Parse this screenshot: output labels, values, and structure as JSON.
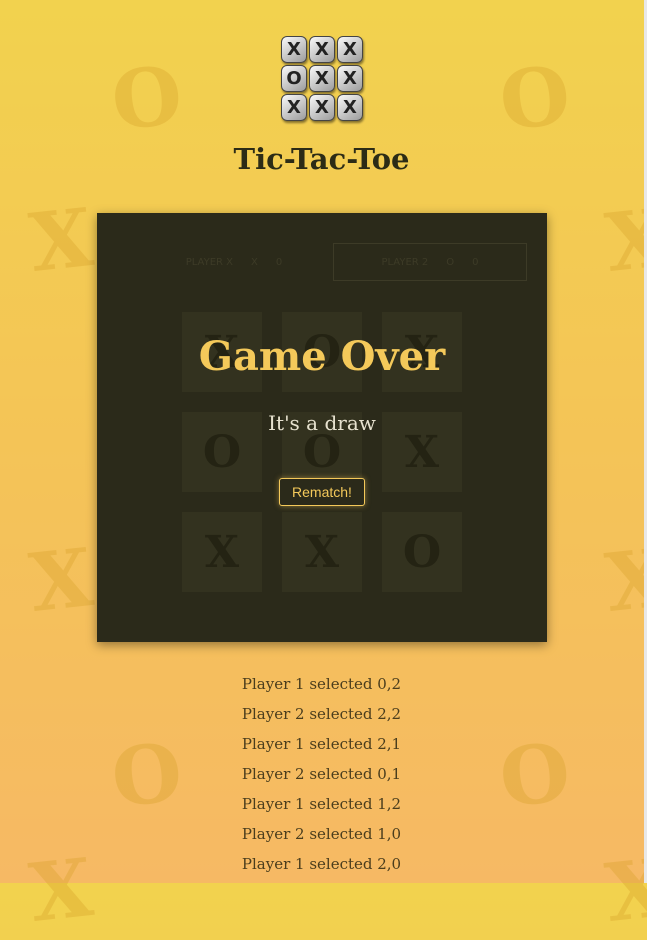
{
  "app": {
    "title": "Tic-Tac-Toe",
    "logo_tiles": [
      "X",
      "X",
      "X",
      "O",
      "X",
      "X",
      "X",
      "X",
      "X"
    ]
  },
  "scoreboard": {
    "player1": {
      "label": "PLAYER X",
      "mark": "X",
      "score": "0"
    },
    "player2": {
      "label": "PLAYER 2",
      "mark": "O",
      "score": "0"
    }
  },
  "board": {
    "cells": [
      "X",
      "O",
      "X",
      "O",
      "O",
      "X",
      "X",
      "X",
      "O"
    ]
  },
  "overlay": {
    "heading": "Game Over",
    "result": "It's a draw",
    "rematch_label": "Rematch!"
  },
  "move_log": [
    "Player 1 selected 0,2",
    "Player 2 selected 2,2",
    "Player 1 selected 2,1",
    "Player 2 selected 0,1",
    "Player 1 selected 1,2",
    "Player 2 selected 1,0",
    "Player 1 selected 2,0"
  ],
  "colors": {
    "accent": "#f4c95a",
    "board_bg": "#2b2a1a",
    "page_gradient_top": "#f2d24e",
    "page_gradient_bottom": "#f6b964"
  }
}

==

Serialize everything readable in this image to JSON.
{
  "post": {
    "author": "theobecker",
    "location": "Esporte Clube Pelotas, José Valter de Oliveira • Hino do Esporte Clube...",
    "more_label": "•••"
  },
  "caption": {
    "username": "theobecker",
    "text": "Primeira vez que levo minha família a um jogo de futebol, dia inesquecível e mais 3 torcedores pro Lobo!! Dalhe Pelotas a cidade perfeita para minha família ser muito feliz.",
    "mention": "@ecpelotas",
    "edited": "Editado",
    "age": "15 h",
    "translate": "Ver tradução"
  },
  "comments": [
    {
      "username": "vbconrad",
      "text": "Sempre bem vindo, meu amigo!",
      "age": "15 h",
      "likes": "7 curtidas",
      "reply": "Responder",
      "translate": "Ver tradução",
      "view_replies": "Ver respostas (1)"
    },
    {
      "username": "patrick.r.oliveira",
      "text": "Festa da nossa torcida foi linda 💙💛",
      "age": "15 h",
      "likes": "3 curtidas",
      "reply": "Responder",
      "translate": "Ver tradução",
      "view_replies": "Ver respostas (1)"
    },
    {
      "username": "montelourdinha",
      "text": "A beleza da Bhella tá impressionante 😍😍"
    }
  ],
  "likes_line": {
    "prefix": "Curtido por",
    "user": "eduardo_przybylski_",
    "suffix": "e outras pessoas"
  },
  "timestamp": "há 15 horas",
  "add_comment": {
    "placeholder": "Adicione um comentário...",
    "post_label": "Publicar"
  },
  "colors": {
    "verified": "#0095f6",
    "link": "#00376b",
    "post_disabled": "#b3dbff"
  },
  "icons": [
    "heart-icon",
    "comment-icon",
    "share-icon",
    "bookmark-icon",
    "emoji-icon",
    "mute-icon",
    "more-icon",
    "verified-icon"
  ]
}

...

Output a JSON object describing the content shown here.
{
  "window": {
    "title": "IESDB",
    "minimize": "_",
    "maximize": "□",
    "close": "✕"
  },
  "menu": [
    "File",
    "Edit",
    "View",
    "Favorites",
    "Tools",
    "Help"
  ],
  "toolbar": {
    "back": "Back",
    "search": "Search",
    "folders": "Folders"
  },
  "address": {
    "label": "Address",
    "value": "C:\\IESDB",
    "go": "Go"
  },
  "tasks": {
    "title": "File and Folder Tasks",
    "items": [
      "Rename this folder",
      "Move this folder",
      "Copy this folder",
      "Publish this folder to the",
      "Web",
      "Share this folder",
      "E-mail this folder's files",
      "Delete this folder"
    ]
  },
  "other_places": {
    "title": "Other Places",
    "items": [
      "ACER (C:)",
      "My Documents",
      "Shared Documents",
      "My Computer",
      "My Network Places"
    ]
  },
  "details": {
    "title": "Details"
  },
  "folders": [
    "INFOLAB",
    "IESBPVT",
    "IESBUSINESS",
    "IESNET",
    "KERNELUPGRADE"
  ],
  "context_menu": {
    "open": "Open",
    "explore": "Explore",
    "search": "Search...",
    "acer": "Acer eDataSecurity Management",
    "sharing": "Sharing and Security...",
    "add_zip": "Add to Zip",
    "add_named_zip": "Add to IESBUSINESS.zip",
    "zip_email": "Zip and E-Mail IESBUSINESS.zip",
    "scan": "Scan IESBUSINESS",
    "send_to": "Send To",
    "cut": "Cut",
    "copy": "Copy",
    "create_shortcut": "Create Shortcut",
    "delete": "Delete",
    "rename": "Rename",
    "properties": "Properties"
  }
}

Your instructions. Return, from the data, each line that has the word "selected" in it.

Exercise output.
    "Player 1 selected 0,2",
    "Player 2 selected 2,2",
    "Player 1 selected 2,1",
    "Player 2 selected 0,1",
    "Player 1 selected 1,2",
    "Player 2 selected 1,0",
    "Player 1 selected 2,0"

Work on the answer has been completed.